However, a policeman later reported the plate. Apparently, it read "BITEME" when read in the rear view mirror. The Department of Licensing had to pull out the plate, though the owner said that was not her intention. For her, the plate was symbolic for "3 Munchkins 3 times I believed (3M3TIB)" and was a personal expression of her own deep love and gratitude for her family. The Department of Licensing didn't buy her story, and "3M3TIB" joined the list of banned vanity license plates.
A vanity license plate will only become a banned license plate if it contains profanity or sexual innuendo, is vulgar or profane, or is possibly misleading. In a way, this was what made the "3M3TIB" argument moot and academic. The owner may have had an innocent reason for it, but the other drivers wouldn't know that. Some banned vanity license plates are 2FNCUTE and BAMF ("Bad Ass MoFo"). Interestingly, the vanity license plates SATAN and NICEPKG were reported, but not banned.
Any complaints or reports are sent to the Department of Licensing, which meets every few months to review the plates submitted for review within that period.
Particularly mischievous, or downright stubborn, vanity license plate owners try to escape detection by using foreign words. One example is the word "Cabron." The owner said it just meant "California Bronze" but anyone who's familiar with Spanish can tell you that it's slang for "bitch" or "asshole." Literally, though, it means male goat.
Another banned license plate was "XPEHBAM," which-upon consultation with an expert in Slavic languages-turned out to be a cuss word that more or less meant "up America's ass."

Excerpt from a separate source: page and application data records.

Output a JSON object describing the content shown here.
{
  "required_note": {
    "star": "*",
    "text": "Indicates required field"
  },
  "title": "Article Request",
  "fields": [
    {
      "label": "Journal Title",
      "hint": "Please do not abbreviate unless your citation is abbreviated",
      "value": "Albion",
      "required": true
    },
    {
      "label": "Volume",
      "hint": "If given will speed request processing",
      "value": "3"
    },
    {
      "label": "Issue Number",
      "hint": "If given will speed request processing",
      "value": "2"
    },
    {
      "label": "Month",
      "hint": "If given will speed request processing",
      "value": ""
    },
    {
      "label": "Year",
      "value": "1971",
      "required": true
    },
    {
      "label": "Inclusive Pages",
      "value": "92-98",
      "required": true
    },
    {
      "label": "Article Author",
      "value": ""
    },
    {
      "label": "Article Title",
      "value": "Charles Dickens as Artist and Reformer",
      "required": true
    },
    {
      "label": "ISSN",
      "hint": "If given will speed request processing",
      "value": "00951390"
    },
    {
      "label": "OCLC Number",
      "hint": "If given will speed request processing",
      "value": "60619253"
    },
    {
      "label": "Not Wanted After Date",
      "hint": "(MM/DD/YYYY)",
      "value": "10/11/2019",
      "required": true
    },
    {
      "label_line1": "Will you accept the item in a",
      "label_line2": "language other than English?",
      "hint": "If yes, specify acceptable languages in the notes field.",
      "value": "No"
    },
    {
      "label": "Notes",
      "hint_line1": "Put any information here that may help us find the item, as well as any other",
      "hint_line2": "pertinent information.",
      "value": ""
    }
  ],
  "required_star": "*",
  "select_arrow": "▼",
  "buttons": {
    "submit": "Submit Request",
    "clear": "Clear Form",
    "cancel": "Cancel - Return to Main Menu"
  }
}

Of course, all banned vanity license plate owners have an opportunity to contest the decision and appeal against its cancellation. In some cases, the owners win. This was the case of one plate number "0241", or "I420" backwards. Apparently the phrase had some meaning associated with smoking pot. The owner, however, said this was just the production line number of his limited edition Volkswagen. Fact-checkers found out he was right, and the ban was lifted.
If this appeal fails, or they simply give in, then the owner can change the vanity plate to a more socially acceptable one, or get a full refund.
How, then, does the Licensing Department decide whether or not an appeal is worthy of being considered? A great deal depends on the sincerity and plausibility of the story, and whether the owner can immediately and consistently explain its personal meaning. If the explanation is outlandish, or if the owner and a partner start arguing about the symbolism, the committee acts on instinct that they are being given the run-around.
One plate, marked "UFNWISH" was defended by the owner, a military man who said that "UFN" was slang for "until further notice." He justified the plate, saying the car was just something he was keeping till he got his dream car. Unfortunately, the car in question was a late model red coupe-hardly an "UFN" car by normal people's standards.
The owner of the banned vanity license plate "DOBEE" on the other hand successfully defended her decision, saying it was related to her grandmother's favorite advice: "Be a do bee, not a don't be."
The Licensing Department also has its own resources about words and phrases to watch out for. This includes Google, the Urban Slang dictionary (urbandictionary.com), and a network of young friends who can clue them in on the new generation's slang.